◆ **Data listing**
========

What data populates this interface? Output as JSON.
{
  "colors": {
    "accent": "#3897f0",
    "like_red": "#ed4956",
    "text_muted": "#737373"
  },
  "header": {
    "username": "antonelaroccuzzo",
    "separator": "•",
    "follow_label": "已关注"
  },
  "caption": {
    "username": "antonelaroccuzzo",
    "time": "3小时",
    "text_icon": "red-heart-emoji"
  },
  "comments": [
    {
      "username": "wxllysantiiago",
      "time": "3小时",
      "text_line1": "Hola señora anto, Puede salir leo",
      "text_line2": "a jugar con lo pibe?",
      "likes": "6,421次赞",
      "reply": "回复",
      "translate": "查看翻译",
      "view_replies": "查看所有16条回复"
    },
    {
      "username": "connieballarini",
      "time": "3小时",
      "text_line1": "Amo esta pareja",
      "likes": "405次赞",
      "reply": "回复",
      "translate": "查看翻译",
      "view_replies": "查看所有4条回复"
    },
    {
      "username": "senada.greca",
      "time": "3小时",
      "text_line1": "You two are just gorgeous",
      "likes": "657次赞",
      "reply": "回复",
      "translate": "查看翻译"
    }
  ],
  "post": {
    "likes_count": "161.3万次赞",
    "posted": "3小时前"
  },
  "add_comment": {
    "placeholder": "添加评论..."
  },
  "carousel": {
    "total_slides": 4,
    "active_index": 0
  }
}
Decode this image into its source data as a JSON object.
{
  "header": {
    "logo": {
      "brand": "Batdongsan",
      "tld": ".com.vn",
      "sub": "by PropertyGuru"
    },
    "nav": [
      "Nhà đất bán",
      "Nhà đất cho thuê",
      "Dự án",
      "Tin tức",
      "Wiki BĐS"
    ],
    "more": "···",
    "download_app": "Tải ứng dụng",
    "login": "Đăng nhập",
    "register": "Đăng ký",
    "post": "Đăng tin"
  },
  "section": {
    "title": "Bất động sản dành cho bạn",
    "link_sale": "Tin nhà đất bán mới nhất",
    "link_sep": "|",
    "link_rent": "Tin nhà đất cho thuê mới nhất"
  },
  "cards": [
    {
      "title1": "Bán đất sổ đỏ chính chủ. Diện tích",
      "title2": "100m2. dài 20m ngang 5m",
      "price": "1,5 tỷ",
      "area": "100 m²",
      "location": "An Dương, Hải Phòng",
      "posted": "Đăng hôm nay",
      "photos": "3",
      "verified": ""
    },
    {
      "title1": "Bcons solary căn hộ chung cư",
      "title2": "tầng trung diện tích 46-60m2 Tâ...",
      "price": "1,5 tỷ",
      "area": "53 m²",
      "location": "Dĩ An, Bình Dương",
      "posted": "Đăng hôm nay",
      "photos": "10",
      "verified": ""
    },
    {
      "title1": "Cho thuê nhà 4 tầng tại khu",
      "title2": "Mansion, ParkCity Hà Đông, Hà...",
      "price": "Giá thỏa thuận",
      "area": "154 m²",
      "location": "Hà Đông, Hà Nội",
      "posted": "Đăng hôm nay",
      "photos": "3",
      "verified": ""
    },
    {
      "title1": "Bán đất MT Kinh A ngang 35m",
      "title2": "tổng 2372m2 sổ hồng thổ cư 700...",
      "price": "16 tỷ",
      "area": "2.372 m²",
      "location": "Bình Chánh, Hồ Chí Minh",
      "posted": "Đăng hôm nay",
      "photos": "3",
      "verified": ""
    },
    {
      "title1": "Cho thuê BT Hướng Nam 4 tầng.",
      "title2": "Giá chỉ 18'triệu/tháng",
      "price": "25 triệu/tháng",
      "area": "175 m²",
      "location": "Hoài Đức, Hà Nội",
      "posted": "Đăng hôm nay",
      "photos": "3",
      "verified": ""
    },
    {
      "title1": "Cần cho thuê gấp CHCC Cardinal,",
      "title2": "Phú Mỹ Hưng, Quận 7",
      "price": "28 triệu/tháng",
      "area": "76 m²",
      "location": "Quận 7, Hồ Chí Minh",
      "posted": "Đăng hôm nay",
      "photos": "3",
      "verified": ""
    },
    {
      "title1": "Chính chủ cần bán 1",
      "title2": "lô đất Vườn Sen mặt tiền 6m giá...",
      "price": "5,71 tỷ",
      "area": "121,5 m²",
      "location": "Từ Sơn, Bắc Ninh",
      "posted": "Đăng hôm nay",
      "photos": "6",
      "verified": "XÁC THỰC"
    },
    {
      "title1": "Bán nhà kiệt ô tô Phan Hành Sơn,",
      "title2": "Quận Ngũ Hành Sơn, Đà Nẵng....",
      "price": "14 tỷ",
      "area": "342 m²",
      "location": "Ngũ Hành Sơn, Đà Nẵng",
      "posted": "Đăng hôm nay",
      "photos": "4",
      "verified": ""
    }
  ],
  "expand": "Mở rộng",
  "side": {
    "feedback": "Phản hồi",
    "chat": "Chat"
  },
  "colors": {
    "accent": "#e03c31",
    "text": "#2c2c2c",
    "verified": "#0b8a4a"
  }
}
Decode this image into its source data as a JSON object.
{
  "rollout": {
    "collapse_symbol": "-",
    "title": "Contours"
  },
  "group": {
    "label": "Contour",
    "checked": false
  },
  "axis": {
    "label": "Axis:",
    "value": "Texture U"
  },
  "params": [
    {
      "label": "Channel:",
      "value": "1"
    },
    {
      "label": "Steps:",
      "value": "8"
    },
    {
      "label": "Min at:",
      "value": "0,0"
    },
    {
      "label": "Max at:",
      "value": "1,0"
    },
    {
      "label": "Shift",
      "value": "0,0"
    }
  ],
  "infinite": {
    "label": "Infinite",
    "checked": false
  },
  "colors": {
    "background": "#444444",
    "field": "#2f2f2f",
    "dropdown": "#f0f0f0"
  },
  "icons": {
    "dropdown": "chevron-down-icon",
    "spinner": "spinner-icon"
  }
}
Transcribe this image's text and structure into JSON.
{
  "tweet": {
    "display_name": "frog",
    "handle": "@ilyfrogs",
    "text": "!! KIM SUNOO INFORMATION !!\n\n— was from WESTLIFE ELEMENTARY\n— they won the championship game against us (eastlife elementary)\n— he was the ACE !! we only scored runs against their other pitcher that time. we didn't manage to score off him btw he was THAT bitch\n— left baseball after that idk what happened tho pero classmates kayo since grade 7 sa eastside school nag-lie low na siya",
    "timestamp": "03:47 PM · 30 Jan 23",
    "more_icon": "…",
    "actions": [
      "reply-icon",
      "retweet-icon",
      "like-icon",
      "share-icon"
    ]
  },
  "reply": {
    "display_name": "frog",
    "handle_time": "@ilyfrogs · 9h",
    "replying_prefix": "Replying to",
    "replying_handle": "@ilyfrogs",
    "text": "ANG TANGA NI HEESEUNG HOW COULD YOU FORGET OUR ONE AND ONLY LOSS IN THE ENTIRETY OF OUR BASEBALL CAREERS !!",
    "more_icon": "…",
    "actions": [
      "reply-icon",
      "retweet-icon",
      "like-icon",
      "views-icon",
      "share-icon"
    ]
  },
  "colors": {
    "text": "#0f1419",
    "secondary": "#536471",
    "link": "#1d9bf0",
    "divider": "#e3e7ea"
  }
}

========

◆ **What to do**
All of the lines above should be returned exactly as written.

◆ **Result of this task**
What data populates this interface? Output as JSON.
{
  "colors": {
    "accent": "#3897f0",
    "like_red": "#ed4956",
    "text_muted": "#737373"
  },
  "header": {
    "username": "antonelaroccuzzo",
    "separator": "•",
    "follow_label": "已关注"
  },
  "caption": {
    "username": "antonelaroccuzzo",
    "time": "3小时",
    "text_icon": "red-heart-emoji"
  },
  "comments": [
    {
      "username": "wxllysantiiago",
      "time": "3小时",
      "text_line1": "Hola señora anto, Puede salir leo",
      "text_line2": "a jugar con lo pibe?",
      "likes": "6,421次赞",
      "reply": "回复",
      "translate": "查看翻译",
      "view_replies": "查看所有16条回复"
    },
    {
      "username": "connieballarini",
      "time": "3小时",
      "text_line1": "Amo esta pareja",
      "likes": "405次赞",
      "reply": "回复",
      "translate": "查看翻译",
      "view_replies": "查看所有4条回复"
    },
    {
      "username": "senada.greca",
      "time": "3小时",
      "text_line1": "You two are just gorgeous",
      "likes": "657次赞",
      "reply": "回复",
      "translate": "查看翻译"
    }
  ],
  "post": {
    "likes_count": "161.3万次赞",
    "posted": "3小时前"
  },
  "add_comment": {
    "placeholder": "添加评论..."
  },
  "carousel": {
    "total_slides": 4,
    "active_index": 0
  }
}
Decode this image into its source data as a JSON object.
{
  "header": {
    "logo": {
      "brand": "Batdongsan",
      "tld": ".com.vn",
      "sub": "by PropertyGuru"
    },
    "nav": [
      "Nhà đất bán",
      "Nhà đất cho thuê",
      "Dự án",
      "Tin tức",
      "Wiki BĐS"
    ],
    "more": "···",
    "download_app": "Tải ứng dụng",
    "login": "Đăng nhập",
    "register": "Đăng ký",
    "post": "Đăng tin"
  },
  "section": {
    "title": "Bất động sản dành cho bạn",
    "link_sale": "Tin nhà đất bán mới nhất",
    "link_sep": "|",
    "link_rent": "Tin nhà đất cho thuê mới nhất"
  },
  "cards": [
    {
      "title1": "Bán đất sổ đỏ chính chủ. Diện tích",
      "title2": "100m2. dài 20m ngang 5m",
      "price": "1,5 tỷ",
      "area": "100 m²",
      "location": "An Dương, Hải Phòng",
      "posted": "Đăng hôm nay",
      "photos": "3",
      "verified": ""
    },
    {
      "title1": "Bcons solary căn hộ chung cư",
      "title2": "tầng trung diện tích 46-60m2 Tâ...",
      "price": "1,5 tỷ",
      "area": "53 m²",
      "location": "Dĩ An, Bình Dương",
      "posted": "Đăng hôm nay",
      "photos": "10",
      "verified": ""
    },
    {
      "title1": "Cho thuê nhà 4 tầng tại khu",
      "title2": "Mansion, ParkCity Hà Đông, Hà...",
      "price": "Giá thỏa thuận",
      "area": "154 m²",
      "location": "Hà Đông, Hà Nội",
      "posted": "Đăng hôm nay",
      "photos": "3",
      "verified": ""
    },
    {
      "title1": "Bán đất MT Kinh A ngang 35m",
      "title2": "tổng 2372m2 sổ hồng thổ cư 700...",
      "price": "16 tỷ",
      "area": "2.372 m²",
      "location": "Bình Chánh, Hồ Chí Minh",
      "posted": "Đăng hôm nay",
      "photos": "3",
      "verified": ""
    },
    {
      "title1": "Cho thuê BT Hướng Nam 4 tầng.",
      "title2": "Giá chỉ 18'triệu/tháng",
      "price": "25 triệu/tháng",
      "area": "175 m²",
      "location": "Hoài Đức, Hà Nội",
      "posted": "Đăng hôm nay",
      "photos": "3",
      "verified": ""
    },
    {
      "title1": "Cần cho thuê gấp CHCC Cardinal,",
      "title2": "Phú Mỹ Hưng, Quận 7",
      "price": "28 triệu/tháng",
      "area": "76 m²",
      "location": "Quận 7, Hồ Chí Minh",
      "posted": "Đăng hôm nay",
      "photos": "3",
      "verified": ""
    },
    {
      "title1": "Chính chủ cần bán 1",
      "title2": "lô đất Vườn Sen mặt tiền 6m giá...",
      "price": "5,71 tỷ",
      "area": "121,5 m²",
      "location": "Từ Sơn, Bắc Ninh",
      "posted": "Đăng hôm nay",
      "photos": "6",
      "verified": "XÁC THỰC"
    },
    {
      "title1": "Bán nhà kiệt ô tô Phan Hành Sơn,",
      "title2": "Quận Ngũ Hành Sơn, Đà Nẵng....",
      "price": "14 tỷ",
      "area": "342 m²",
      "location": "Ngũ Hành Sơn, Đà Nẵng",
      "posted": "Đăng hôm nay",
      "photos": "4",
      "verified": ""
    }
  ],
  "expand": "Mở rộng",
  "side": {
    "feedback": "Phản hồi",
    "chat": "Chat"
  },
  "colors": {
    "accent": "#e03c31",
    "text": "#2c2c2c",
    "verified": "#0b8a4a"
  }
}
Decode this image into its source data as a JSON object.
{
  "rollout": {
    "collapse_symbol": "-",
    "title": "Contours"
  },
  "group": {
    "label": "Contour",
    "checked": false
  },
  "axis": {
    "label": "Axis:",
    "value": "Texture U"
  },
  "params": [
    {
      "label": "Channel:",
      "value": "1"
    },
    {
      "label": "Steps:",
      "value": "8"
    },
    {
      "label": "Min at:",
      "value": "0,0"
    },
    {
      "label": "Max at:",
      "value": "1,0"
    },
    {
      "label": "Shift",
      "value": "0,0"
    }
  ],
  "infinite": {
    "label": "Infinite",
    "checked": false
  },
  "colors": {
    "background": "#444444",
    "field": "#2f2f2f",
    "dropdown": "#f0f0f0"
  },
  "icons": {
    "dropdown": "chevron-down-icon",
    "spinner": "spinner-icon"
  }
}
Transcribe this image's text and structure into JSON.
{
  "tweet": {
    "display_name": "frog",
    "handle": "@ilyfrogs",
    "text": "!! KIM SUNOO INFORMATION !!\n\n— was from WESTLIFE ELEMENTARY\n— they won the championship game against us (eastlife elementary)\n— he was the ACE !! we only scored runs against their other pitcher that time. we didn't manage to score off him btw he was THAT bitch\n— left baseball after that idk what happened tho pero classmates kayo since grade 7 sa eastside school nag-lie low na siya",
    "timestamp": "03:47 PM · 30 Jan 23",
    "more_icon": "…",
    "actions": [
      "reply-icon",
      "retweet-icon",
      "like-icon",
      "share-icon"
    ]
  },
  "reply": {
    "display_name": "frog",
    "handle_time": "@ilyfrogs · 9h",
    "replying_prefix": "Replying to",
    "replying_handle": "@ilyfrogs",
    "text": "ANG TANGA NI HEESEUNG HOW COULD YOU FORGET OUR ONE AND ONLY LOSS IN THE ENTIRETY OF OUR BASEBALL CAREERS !!",
    "more_icon": "…",
    "actions": [
      "reply-icon",
      "retweet-icon",
      "like-icon",
      "views-icon",
      "share-icon"
    ]
  },
  "colors": {
    "text": "#0f1419",
    "secondary": "#536471",
    "link": "#1d9bf0",
    "divider": "#e3e7ea"
  }
}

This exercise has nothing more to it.